~ Heatherwick Designing the Extraordinary// Talk by Abraham Thomas, Exhibiton Curator V&A

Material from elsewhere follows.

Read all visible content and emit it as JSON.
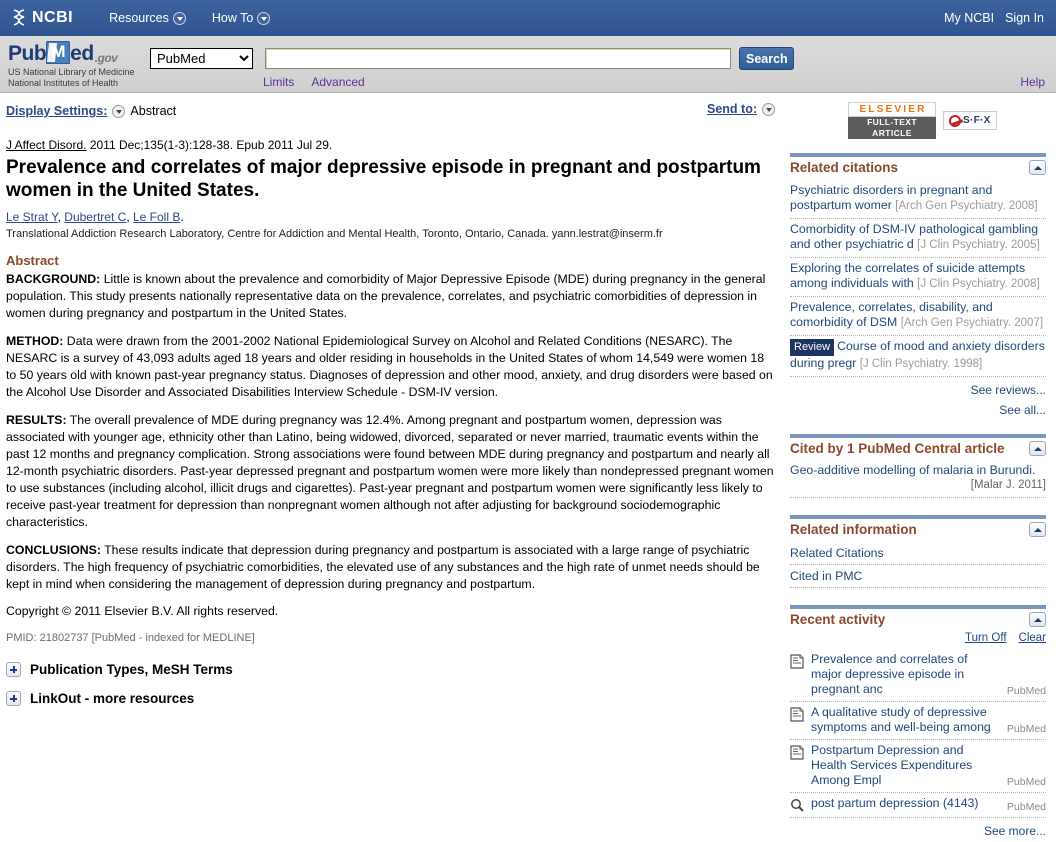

I really enjoyed the talk given last night at the The Hospital Club, by Heatherwick exhibition curator Abraham Thomas from the Victoria & Albert Museum. Abraham spent over a year with the Heatherwick Studio in the lead up to the exhibition (which they helped design), gaining valuable insight into their design process.
It is the first ever major retrospective of the work of Heatherwick Studio & a big year for the studio, designing the new London bus and as I learned last night, also the cauldron for the olympics (top-secret). An exhibit on the Olympic cauldron will be added to the V&A  after the opening ceremony on 27 July 2012.
It's a very interesting design process and one unlike other design offices, it tends to be an exploration of 3D materiality and letting a material be the first guide to a design solution, rather than first sketching an idea & making a fit. A ten second exploration into how a material folds, scrunches, extrudes, more like a sculptor would explore a material. The office contains numerous maquette's and 3D form explorations in are cabinet of curiosity style, some of which may be realised and others come in handy as a new project arises that fits the form as in the case of the Paternoster Sq vents. Take a look at the video of Thomas folding paper here.

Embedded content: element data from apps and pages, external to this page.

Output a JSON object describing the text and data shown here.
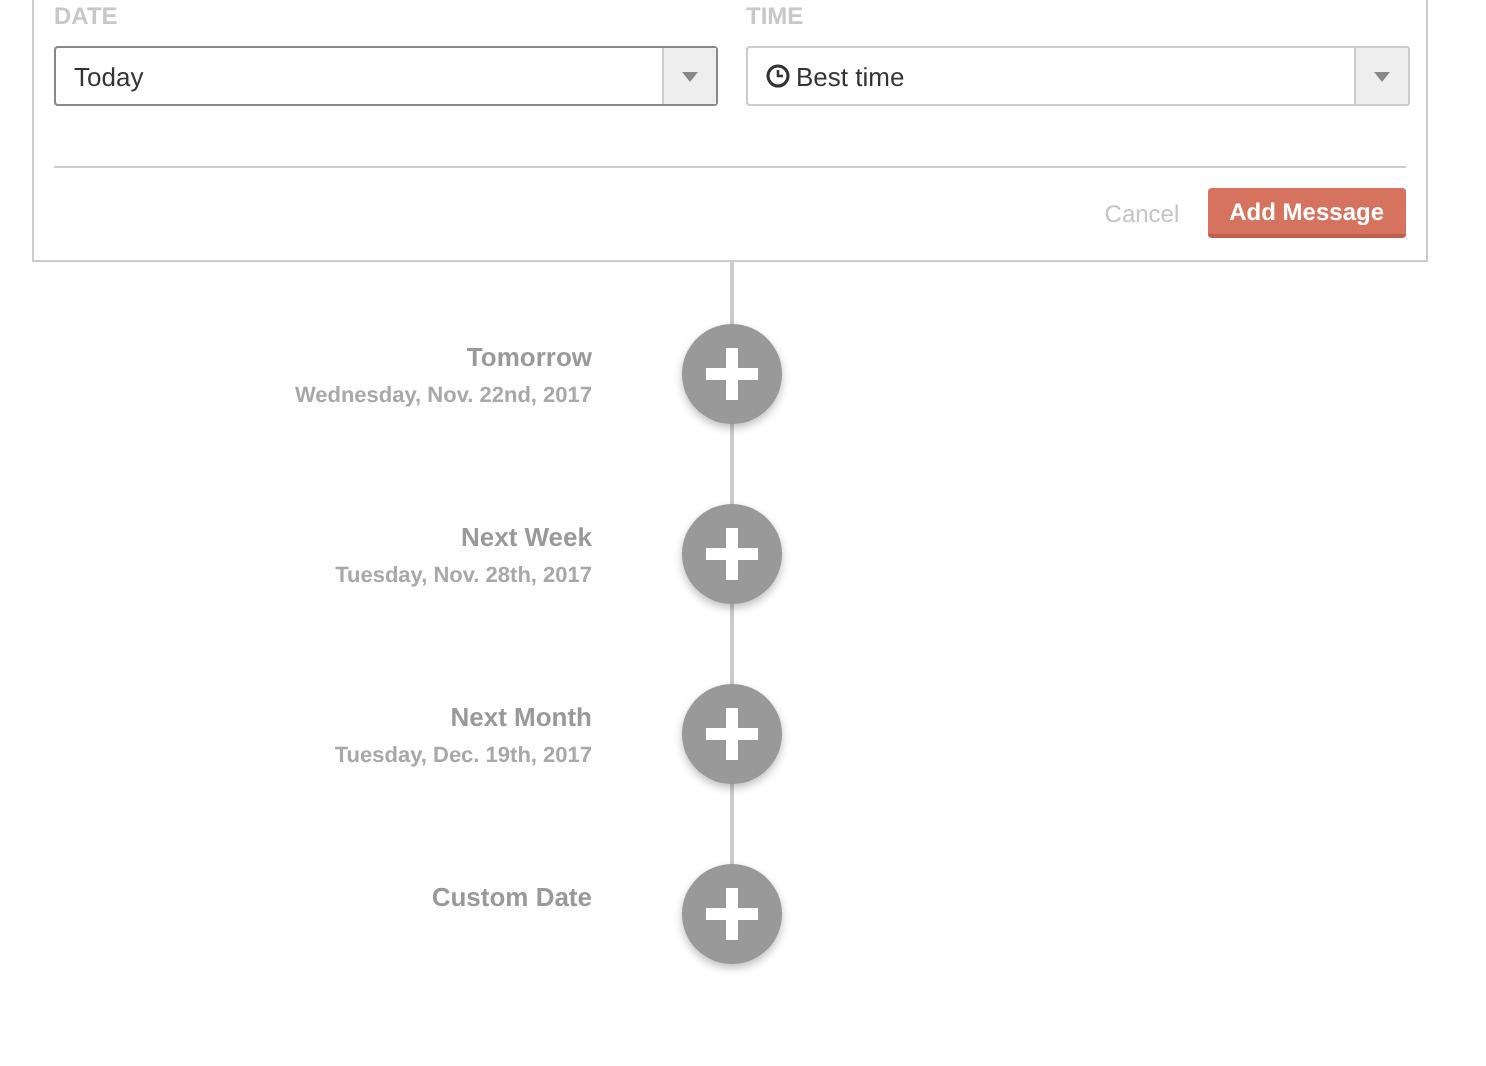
{
  "form": {
    "date": {
      "label": "DATE",
      "value": "Today"
    },
    "time": {
      "label": "TIME",
      "value": "Best time"
    },
    "buttons": {
      "cancel": "Cancel",
      "submit": "Add Message"
    }
  },
  "timeline": [
    {
      "title": "Tomorrow",
      "date": "Wednesday, Nov. 22nd, 2017"
    },
    {
      "title": "Next Week",
      "date": "Tuesday, Nov. 28th, 2017"
    },
    {
      "title": "Next Month",
      "date": "Tuesday, Dec. 19th, 2017"
    },
    {
      "title": "Custom Date"
    }
  ]
}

The inspiration for some of the projects is very interesting & varied (and also the main subject of the blog). In January 2008 a wrecked ship, the Ice Prince, lost her cargo of sawn timber to the sea, off the coast of Devon. The resultant “wood slick” washed ashore in Worthing. A black & white photograph of the timber washed onto shore was project inspiration for Worthing Swimming Pool entry, you can see more about the project entry that was shortlisted here.
A playdoh toy called 'fuzzy pumper' that extrudeds hair inspired the UK pavilion (seed cathedral) China 2010.
Thomas' mother once owned a bead shop on Portobello Rd inspiring the work 'Bleigiessen' for the Wellcome trust.
The glass beads being laid out and strung on stainless steel wire on long boards
Bleigiessen, Wellcome Trust
The exhibition itself is based on a plinth /graphic equaliser, each exhibit having it's own height and size different from the other with nothing touching the walls. Designed to give a sense of the studio itself, with models, casts, with quite a varied amount of work. The exhibition is not chronologically arranged, but more groupings of the same idea or theme, materiality, technology etc. There is also word that every Friday at 2pm, someone from the studio will be on hand to demonstrate the working models, including the 7 metre retractable bridge.
Image via It's Nice That

Image via It's Nice That
Image via It's Nice That
Image via It's Nice That
Inspiration comes from many sources, from memories, experiences, training informing us as designers and the design process.
The 80 strong staff (I didn't know it was so big)of the Heatherwick Studio are all given a voice, both within the work and within the exhibition, but Thomas is very much the filter through which the ideas a run.
A fascinating look at an extraordinary design office. Inspired by the ordinary and making it extraordinary, inspiring.

vam
heatherwick